The first series contains yellow mounted stereoview cards from the years of 1867 and 1868. These have distinguishing characteristics: for the yellow stereoview mounts published in 1867, the reverse of stereoview mount features "Photographic Views of the Pacific Coast, Stereoscope, Album, and Framing, Photographed and Published by C.E. Watkins, 425 Montgomery Street, San Francisco." Furthermore, the front sidebar is labeled "C.E." Watkins, Pacific Coast." The front sidebar indicates that the copyrights were "Entered according to the Act of Congress, in the year 1867, by C.E. Watkins."
The yellow mounts published in 1868 are distinguished with the "Paris International Exposition, 1868" featured on the reverse.
The series features three different types of orange mounted stereoview cards. The photographs were taken by C.E. Watkins in 1867, however, the publishing date and the publisher vary. Those published by C.E. Watkins between 1871-1875 can be distinguished with the label on the front bard indicating "Watkins' Pacific Coast, 22 and 26 Montgomery Street, opposite Lick House entrance, San Francisco."
The stereoviews published circa 1876 by Watkins' creditor, J.J. Cook, have the following characteristics: the front sidebar is labeled either "Watkin's Pacific Coast. No. 1 Montgomery St., cor. Post, San Francisco" or "Watkins' Pacific Coast. 26 Montgomery St., opp. Lick House Entrance, San Francisco," "J.J. Cook."

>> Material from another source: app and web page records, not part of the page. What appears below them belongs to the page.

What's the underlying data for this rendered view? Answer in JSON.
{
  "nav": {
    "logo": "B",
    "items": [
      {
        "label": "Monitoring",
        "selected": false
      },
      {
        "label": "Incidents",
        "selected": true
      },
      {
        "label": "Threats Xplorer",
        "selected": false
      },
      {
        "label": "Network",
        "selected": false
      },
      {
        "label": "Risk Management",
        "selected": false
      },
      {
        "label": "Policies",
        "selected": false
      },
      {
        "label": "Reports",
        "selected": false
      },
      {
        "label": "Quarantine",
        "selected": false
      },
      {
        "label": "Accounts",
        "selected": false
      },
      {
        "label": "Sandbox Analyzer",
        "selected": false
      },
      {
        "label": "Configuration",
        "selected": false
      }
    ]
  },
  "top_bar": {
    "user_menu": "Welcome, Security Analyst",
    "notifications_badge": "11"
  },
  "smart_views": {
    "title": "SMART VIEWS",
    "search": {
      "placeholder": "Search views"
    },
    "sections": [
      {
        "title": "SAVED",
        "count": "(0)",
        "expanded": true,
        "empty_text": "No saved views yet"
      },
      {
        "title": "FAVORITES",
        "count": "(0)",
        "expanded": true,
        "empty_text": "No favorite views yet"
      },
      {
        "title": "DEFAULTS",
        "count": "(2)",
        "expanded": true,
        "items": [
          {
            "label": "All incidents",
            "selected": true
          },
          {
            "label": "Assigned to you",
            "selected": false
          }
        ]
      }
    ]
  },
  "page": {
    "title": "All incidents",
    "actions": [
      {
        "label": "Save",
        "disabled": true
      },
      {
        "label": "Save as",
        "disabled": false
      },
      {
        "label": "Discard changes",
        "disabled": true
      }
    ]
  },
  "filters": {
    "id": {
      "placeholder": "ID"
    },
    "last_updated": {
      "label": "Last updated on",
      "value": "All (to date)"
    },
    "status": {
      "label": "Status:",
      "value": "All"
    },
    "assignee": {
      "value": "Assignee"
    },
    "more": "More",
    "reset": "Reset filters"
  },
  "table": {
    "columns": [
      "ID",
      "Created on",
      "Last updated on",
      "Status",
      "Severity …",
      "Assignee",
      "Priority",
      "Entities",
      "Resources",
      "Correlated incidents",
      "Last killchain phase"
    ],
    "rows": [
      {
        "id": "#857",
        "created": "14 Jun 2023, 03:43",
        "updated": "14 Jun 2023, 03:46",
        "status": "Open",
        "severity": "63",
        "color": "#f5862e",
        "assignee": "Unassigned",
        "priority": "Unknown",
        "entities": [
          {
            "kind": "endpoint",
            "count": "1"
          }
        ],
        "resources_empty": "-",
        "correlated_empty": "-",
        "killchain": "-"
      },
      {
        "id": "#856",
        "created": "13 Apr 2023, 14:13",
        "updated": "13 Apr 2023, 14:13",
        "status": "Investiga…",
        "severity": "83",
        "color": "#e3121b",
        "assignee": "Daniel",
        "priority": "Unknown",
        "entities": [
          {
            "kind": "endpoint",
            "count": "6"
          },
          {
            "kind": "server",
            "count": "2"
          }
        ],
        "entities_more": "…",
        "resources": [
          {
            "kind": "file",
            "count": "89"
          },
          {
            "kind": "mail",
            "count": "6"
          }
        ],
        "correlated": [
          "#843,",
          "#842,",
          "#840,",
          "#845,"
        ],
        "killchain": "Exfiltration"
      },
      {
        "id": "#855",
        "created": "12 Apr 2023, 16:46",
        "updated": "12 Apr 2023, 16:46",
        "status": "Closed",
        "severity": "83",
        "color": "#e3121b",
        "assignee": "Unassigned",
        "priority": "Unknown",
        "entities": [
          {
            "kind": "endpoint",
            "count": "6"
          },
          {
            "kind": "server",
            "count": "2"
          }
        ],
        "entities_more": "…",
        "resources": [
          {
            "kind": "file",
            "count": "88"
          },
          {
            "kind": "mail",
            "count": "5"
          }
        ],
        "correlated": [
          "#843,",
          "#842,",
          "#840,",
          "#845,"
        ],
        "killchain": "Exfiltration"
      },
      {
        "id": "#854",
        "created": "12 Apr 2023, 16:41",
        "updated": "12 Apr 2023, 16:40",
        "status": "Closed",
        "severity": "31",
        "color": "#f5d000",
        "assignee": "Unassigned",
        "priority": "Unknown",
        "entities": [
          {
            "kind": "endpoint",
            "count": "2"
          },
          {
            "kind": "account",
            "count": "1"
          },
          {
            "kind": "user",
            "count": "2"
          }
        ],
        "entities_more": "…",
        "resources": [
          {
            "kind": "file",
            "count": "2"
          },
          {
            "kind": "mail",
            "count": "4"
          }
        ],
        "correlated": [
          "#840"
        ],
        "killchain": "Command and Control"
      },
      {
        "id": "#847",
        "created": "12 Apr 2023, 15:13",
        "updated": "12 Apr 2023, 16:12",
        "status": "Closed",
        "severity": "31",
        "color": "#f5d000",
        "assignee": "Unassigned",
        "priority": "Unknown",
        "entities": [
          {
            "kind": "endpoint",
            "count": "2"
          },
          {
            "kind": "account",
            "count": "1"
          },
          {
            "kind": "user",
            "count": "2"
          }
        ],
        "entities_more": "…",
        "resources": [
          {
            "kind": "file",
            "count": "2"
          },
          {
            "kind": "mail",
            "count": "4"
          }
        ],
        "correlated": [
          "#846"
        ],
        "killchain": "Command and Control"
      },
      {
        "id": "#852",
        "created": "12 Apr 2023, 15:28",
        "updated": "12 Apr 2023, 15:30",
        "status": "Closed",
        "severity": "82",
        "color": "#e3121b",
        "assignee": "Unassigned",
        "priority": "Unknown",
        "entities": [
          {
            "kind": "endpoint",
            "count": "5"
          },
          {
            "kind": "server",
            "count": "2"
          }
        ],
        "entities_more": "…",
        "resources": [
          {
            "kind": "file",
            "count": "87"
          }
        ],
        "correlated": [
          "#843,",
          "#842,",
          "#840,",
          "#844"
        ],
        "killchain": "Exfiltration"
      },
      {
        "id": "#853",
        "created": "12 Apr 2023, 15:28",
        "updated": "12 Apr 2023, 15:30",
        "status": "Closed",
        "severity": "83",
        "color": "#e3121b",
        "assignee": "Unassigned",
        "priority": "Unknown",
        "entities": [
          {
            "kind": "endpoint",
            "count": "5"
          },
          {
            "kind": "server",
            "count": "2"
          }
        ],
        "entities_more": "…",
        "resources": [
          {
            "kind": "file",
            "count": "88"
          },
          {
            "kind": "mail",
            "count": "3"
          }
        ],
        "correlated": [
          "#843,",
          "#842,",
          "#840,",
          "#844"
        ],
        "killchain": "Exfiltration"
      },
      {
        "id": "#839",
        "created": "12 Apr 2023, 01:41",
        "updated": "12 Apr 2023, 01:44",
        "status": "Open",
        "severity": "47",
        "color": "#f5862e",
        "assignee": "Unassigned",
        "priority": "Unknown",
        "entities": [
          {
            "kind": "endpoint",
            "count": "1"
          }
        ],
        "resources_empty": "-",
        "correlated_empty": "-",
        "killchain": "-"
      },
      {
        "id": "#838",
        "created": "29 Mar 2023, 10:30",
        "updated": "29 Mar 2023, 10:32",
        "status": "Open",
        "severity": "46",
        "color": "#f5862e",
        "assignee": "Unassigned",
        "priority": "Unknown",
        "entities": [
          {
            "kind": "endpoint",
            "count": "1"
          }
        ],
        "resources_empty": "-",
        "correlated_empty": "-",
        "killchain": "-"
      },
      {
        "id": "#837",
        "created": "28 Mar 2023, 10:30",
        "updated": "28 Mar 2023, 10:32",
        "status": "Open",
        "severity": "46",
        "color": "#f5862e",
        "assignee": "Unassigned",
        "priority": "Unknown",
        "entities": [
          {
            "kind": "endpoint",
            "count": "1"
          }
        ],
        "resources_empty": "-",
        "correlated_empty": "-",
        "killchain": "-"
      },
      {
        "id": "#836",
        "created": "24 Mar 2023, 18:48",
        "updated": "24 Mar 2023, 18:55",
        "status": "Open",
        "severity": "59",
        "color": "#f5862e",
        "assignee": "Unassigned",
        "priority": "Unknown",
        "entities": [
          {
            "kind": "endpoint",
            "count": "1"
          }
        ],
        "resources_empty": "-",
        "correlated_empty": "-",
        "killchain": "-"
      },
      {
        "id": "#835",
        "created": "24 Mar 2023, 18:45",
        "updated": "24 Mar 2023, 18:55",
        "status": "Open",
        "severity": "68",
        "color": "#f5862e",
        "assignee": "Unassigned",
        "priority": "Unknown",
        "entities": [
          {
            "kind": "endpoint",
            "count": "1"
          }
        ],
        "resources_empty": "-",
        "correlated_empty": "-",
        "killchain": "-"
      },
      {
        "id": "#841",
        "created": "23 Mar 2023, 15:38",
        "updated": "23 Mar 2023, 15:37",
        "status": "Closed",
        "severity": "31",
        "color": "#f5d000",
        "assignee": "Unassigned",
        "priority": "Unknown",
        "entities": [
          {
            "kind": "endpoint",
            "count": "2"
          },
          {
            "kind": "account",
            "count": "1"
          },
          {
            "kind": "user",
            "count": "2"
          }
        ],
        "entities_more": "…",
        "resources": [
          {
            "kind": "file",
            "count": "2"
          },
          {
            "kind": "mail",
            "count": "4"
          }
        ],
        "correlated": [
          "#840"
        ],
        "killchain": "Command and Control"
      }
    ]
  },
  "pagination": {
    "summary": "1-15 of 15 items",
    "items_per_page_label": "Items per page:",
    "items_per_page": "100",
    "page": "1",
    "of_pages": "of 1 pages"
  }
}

Donor: Sylvia Burns, 2008: 9 Stereoviews 5b, 8, 10b, 13, 15, 18, 20a, 32, 39.
Processed by Jordan Grimmer; processing completed in 2011.
Stereoviews 5b, 8, 10b, 13, 15, 18, 20a, 32, 39, donated by Sylvia Burns and originally accessioned as PH2009-011, have been incorporated into this collection.
Carleton E. Watkins photograph collection PH Coll 286 is available for use in Special Collections.
Detailed Description of the CollectionReturn to Top
Watkins's "Old Series" of Oregon, Portland and Columbia River areaReturn to Top
Multnomah Falls, Columbia River
Castle Rock, Columbia River
Columbia River and Castle Rock viewed through the forest
C.E. Watkins (publisher)
Published 1871-1875.Text on card mount: 1248 Castle Rock, Columbia River.; Watkins' Pacific Coast, 22 and 26 Montgomery Street, opposite Lick House entrance, San Francisco.
Cascades, Columbia River
Upper Cascades, Columbia River
Dalles City, Columbia River
Rare 'E' Series: "New Series" of Pacific Coast ViewsReturn to Top
Imperial CardsReturn to Top
Two imperial photographic cards, taken on Watkins' 1867 trip to Oregon and the Columbia River area.
View of Columbia River shore and log cabins on bluff
The same image is used in item 25.
View of buildings and railroad bridge on island on the Columbia River
Same location, but not the same image as in item 30.Text on verso: Upper Cascades Blockhouse; Fort Lubanbeale ? (Bradford store & sawmill).
Shows the Upper Blockhouse known as Fort Lugenbeel (built 1856-57) to the right; upper end of the portage facilites of the Oregon Steam Navigation Company; possibly Daniel F. Bradford's store and warehouse, center.
Names and SubjectsReturn to Top
- Lumber trade--Washington (State)--Photographs
- Piers--Washington (State)--Photographs
- Railroad tracks--Washington (State)--Photographs
- Sawmills--Washington (State)--Photographs
- Shipbuilding--Washington (State)--Photographs
- Shipyards--Washington (State)--Photographs
- Visual Materials Collections (University of Washington)
- Wharves--Washington (State)--Photographs
- Watkins, Carleton E., 1829-1916--Photographs
- Cascades (Or. and Wash.)
- Celilo (Or.)
- Columbia River
- Dalles (Or.)
- Multnomah Falls (Or.)
- Willamette Falls (Or.)
Form or Genre Terms
- Stereo (photographs)
- Stereo views